[Items from an interface collection]
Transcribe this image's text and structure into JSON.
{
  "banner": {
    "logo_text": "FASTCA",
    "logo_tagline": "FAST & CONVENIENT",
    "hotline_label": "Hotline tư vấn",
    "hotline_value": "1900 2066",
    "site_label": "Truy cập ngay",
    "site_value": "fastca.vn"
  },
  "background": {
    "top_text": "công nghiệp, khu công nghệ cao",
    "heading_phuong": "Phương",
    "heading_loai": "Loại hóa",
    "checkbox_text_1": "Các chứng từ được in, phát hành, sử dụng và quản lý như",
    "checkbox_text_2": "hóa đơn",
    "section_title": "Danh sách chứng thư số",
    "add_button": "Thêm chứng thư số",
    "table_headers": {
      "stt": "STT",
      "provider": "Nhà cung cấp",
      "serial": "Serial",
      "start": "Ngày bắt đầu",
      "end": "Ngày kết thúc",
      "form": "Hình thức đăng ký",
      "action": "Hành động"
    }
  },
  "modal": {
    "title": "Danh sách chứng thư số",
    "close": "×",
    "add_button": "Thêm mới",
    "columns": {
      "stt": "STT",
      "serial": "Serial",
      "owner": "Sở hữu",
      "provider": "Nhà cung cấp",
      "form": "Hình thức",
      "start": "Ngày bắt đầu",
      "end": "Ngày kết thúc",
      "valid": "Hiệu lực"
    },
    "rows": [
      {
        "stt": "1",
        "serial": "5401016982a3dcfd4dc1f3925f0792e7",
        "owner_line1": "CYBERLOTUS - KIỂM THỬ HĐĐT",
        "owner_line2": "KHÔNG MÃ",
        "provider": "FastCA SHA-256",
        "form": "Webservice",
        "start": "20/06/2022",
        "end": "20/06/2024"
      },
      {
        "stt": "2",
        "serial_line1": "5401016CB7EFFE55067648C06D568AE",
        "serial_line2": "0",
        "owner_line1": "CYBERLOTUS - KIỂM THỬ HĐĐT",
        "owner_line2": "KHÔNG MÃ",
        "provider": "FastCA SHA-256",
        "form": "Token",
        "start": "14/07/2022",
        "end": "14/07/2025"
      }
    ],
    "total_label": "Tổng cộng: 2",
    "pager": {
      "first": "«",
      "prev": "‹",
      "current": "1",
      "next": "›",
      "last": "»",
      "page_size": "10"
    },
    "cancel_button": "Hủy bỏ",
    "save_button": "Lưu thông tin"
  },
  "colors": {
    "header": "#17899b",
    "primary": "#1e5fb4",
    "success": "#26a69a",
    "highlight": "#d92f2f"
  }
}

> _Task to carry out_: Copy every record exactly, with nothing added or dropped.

> _Solution_:
Transcribe this image's text and structure into JSON.
{
  "banner": {
    "logo_text": "FASTCA",
    "logo_tagline": "FAST & CONVENIENT",
    "hotline_label": "Hotline tư vấn",
    "hotline_value": "1900 2066",
    "site_label": "Truy cập ngay",
    "site_value": "fastca.vn"
  },
  "background": {
    "top_text": "công nghiệp, khu công nghệ cao",
    "heading_phuong": "Phương",
    "heading_loai": "Loại hóa",
    "checkbox_text_1": "Các chứng từ được in, phát hành, sử dụng và quản lý như",
    "checkbox_text_2": "hóa đơn",
    "section_title": "Danh sách chứng thư số",
    "add_button": "Thêm chứng thư số",
    "table_headers": {
      "stt": "STT",
      "provider": "Nhà cung cấp",
      "serial": "Serial",
      "start": "Ngày bắt đầu",
      "end": "Ngày kết thúc",
      "form": "Hình thức đăng ký",
      "action": "Hành động"
    }
  },
  "modal": {
    "title": "Danh sách chứng thư số",
    "close": "×",
    "add_button": "Thêm mới",
    "columns": {
      "stt": "STT",
      "serial": "Serial",
      "owner": "Sở hữu",
      "provider": "Nhà cung cấp",
      "form": "Hình thức",
      "start": "Ngày bắt đầu",
      "end": "Ngày kết thúc",
      "valid": "Hiệu lực"
    },
    "rows": [
      {
        "stt": "1",
        "serial": "5401016982a3dcfd4dc1f3925f0792e7",
        "owner_line1": "CYBERLOTUS - KIỂM THỬ HĐĐT",
        "owner_line2": "KHÔNG MÃ",
        "provider": "FastCA SHA-256",
        "form": "Webservice",
        "start": "20/06/2022",
        "end": "20/06/2024"
      },
      {
        "stt": "2",
        "serial_line1": "5401016CB7EFFE55067648C06D568AE",
        "serial_line2": "0",
        "owner_line1": "CYBERLOTUS - KIỂM THỬ HĐĐT",
        "owner_line2": "KHÔNG MÃ",
        "provider": "FastCA SHA-256",
        "form": "Token",
        "start": "14/07/2022",
        "end": "14/07/2025"
      }
    ],
    "total_label": "Tổng cộng: 2",
    "pager": {
      "first": "«",
      "prev": "‹",
      "current": "1",
      "next": "›",
      "last": "»",
      "page_size": "10"
    },
    "cancel_button": "Hủy bỏ",
    "save_button": "Lưu thông tin"
  },
  "colors": {
    "header": "#17899b",
    "primary": "#1e5fb4",
    "success": "#26a69a",
    "highlight": "#d92f2f"
  }
}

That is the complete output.